**YOUR ASSIGNMENT**
Every entry below is to be retyped exactly as it appears.

=======

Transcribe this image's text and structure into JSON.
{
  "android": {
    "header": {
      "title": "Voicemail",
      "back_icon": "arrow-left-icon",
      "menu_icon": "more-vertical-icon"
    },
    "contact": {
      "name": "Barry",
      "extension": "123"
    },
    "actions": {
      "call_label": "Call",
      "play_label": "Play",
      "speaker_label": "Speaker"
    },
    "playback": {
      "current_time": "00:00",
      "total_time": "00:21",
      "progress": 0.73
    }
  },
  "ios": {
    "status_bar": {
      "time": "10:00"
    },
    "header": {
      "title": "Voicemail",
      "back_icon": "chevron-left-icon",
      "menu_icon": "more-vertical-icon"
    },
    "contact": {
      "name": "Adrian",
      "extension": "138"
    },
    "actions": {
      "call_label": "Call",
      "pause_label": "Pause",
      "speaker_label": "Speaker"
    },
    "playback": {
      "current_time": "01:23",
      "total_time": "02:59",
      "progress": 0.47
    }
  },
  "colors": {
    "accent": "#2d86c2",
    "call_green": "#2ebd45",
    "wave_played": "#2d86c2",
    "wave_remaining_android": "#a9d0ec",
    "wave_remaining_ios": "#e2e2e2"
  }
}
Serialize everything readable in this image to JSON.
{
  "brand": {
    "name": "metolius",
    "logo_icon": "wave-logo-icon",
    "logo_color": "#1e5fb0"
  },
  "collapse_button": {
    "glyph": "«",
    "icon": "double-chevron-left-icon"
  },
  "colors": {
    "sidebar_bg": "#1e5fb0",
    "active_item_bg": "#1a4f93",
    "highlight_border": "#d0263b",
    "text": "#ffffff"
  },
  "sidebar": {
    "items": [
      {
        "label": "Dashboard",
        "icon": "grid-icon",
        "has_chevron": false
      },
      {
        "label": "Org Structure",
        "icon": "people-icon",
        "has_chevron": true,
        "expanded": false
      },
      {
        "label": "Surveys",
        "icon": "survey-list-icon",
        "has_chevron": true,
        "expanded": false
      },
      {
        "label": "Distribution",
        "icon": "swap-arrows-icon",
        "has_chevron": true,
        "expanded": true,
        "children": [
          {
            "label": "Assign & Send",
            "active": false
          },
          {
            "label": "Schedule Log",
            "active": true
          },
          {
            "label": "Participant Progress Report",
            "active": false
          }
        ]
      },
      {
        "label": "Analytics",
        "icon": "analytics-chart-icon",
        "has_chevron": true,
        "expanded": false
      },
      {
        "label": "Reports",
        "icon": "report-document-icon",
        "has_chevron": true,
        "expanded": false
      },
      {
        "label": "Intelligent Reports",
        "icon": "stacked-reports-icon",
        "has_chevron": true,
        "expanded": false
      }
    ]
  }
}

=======

**EXERCISE ANSWER**
Transcribe this image's text and structure into JSON.
{
  "android": {
    "header": {
      "title": "Voicemail",
      "back_icon": "arrow-left-icon",
      "menu_icon": "more-vertical-icon"
    },
    "contact": {
      "name": "Barry",
      "extension": "123"
    },
    "actions": {
      "call_label": "Call",
      "play_label": "Play",
      "speaker_label": "Speaker"
    },
    "playback": {
      "current_time": "00:00",
      "total_time": "00:21",
      "progress": 0.73
    }
  },
  "ios": {
    "status_bar": {
      "time": "10:00"
    },
    "header": {
      "title": "Voicemail",
      "back_icon": "chevron-left-icon",
      "menu_icon": "more-vertical-icon"
    },
    "contact": {
      "name": "Adrian",
      "extension": "138"
    },
    "actions": {
      "call_label": "Call",
      "pause_label": "Pause",
      "speaker_label": "Speaker"
    },
    "playback": {
      "current_time": "01:23",
      "total_time": "02:59",
      "progress": 0.47
    }
  },
  "colors": {
    "accent": "#2d86c2",
    "call_green": "#2ebd45",
    "wave_played": "#2d86c2",
    "wave_remaining_android": "#a9d0ec",
    "wave_remaining_ios": "#e2e2e2"
  }
}
Serialize everything readable in this image to JSON.
{
  "brand": {
    "name": "metolius",
    "logo_icon": "wave-logo-icon",
    "logo_color": "#1e5fb0"
  },
  "collapse_button": {
    "glyph": "«",
    "icon": "double-chevron-left-icon"
  },
  "colors": {
    "sidebar_bg": "#1e5fb0",
    "active_item_bg": "#1a4f93",
    "highlight_border": "#d0263b",
    "text": "#ffffff"
  },
  "sidebar": {
    "items": [
      {
        "label": "Dashboard",
        "icon": "grid-icon",
        "has_chevron": false
      },
      {
        "label": "Org Structure",
        "icon": "people-icon",
        "has_chevron": true,
        "expanded": false
      },
      {
        "label": "Surveys",
        "icon": "survey-list-icon",
        "has_chevron": true,
        "expanded": false
      },
      {
        "label": "Distribution",
        "icon": "swap-arrows-icon",
        "has_chevron": true,
        "expanded": true,
        "children": [
          {
            "label": "Assign & Send",
            "active": false
          },
          {
            "label": "Schedule Log",
            "active": true
          },
          {
            "label": "Participant Progress Report",
            "active": false
          }
        ]
      },
      {
        "label": "Analytics",
        "icon": "analytics-chart-icon",
        "has_chevron": true,
        "expanded": false
      },
      {
        "label": "Reports",
        "icon": "report-document-icon",
        "has_chevron": true,
        "expanded": false
      },
      {
        "label": "Intelligent Reports",
        "icon": "stacked-reports-icon",
        "has_chevron": true,
        "expanded": false
      }
    ]
  }
}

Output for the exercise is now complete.